A recent Tweet caught my eye: Precarious work on the rise among white collar workers. The CP News article carried by cbc.ca was specifically about Toronto librarians who, despite multiple degrees, wait on average up to 10 years to secure full time positions. If you’ve missed the news stories, Google “precarious work” and you’ll rapidly see it’s an issue today’s economy.
CP News goes on to quote Professor Wayne Lewchuk, co-author the 2015 report The Precarity Penalty. A follow up to an earlier study, It’s More than Poverty, the new report lays out some grim and disturbing statistics, based on a survey of almost 4,200 workers in Ontario. Some 44% of workers 25 – 65 work in jobs with “some degree of precarity”. About one in five workers labour in the most insecure forms of employment (temporary and contract work, and own-account self-employment). The study outlines a host of negative outcomes connected to precarious employment and financial instability: impact on health; disproportionate impact on the foreign born and the racialized; an inability to nurture your family; depression and anxiety; lack of training and opportunity to advance.
A couple of observations from personal experience. I worked in the arts for many years, and I was always troubled that I was better paid and had far more job security than the artists who were at the heart of the enterprise. That included, in various different companies I worked for, artists, actors, dancers, poets, writers, musicians. Yes, they were making a choice, committing to their art form knowing that financial security would be a challenge. They were smart, dedicated people and it was always deeply humbling to watch them create magic.
More recently, we were interviewing for web producers. Almost without exception, the candidates had worked on a series of contracts rather than full-time employment. It spoke to a sector that contracted for labour on an as-needed basis. These were technically skilled individuals with considerable experience, but always working from contract to contract.
The CP article also talks about how difficult it is to become a full time teacher these days, with aspiring teachers working as supply teachers, short term contracts for years before either getting hired or moving on. Our teacher friends have commented how young, talented would-be teachers not getting hired, to the detriment of students.
Of course, Lewchuk’s study is about more than the white collar population. The people who suffer disproportionately from precarious employment are not white collar at all but recent immigrants, women and people of colour.
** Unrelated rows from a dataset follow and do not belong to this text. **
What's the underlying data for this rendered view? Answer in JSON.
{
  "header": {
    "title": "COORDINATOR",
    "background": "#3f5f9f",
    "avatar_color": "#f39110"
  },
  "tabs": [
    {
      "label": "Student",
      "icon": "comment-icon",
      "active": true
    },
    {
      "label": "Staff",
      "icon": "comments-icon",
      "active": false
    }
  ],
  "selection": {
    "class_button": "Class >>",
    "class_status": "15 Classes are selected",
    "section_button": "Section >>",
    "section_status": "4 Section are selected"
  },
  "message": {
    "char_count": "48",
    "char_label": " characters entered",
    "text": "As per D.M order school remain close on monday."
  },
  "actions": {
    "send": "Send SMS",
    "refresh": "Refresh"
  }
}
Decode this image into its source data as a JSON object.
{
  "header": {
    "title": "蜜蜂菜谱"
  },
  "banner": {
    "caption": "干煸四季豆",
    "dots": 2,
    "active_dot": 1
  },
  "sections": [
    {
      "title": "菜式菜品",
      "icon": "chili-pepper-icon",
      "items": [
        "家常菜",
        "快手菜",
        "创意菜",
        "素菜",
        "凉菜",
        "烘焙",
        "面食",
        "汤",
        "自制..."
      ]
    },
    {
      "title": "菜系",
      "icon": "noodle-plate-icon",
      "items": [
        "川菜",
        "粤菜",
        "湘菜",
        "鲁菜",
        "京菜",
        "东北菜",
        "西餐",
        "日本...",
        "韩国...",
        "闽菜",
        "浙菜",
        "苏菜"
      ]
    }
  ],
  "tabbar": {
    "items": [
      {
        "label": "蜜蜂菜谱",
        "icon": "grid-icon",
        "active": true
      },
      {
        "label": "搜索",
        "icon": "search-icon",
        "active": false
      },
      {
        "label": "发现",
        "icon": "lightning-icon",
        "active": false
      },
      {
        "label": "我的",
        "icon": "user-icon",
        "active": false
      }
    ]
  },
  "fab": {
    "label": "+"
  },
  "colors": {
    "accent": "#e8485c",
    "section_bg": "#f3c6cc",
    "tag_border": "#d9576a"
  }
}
As the economy shifts, full time jobs with benefits are becoming less common. In the GTA, less than half of workers enjoy full-time permanent employment.
It makes me realize how lucky I am to have a full-time job. It makes me wonder what my son’s outlook will be.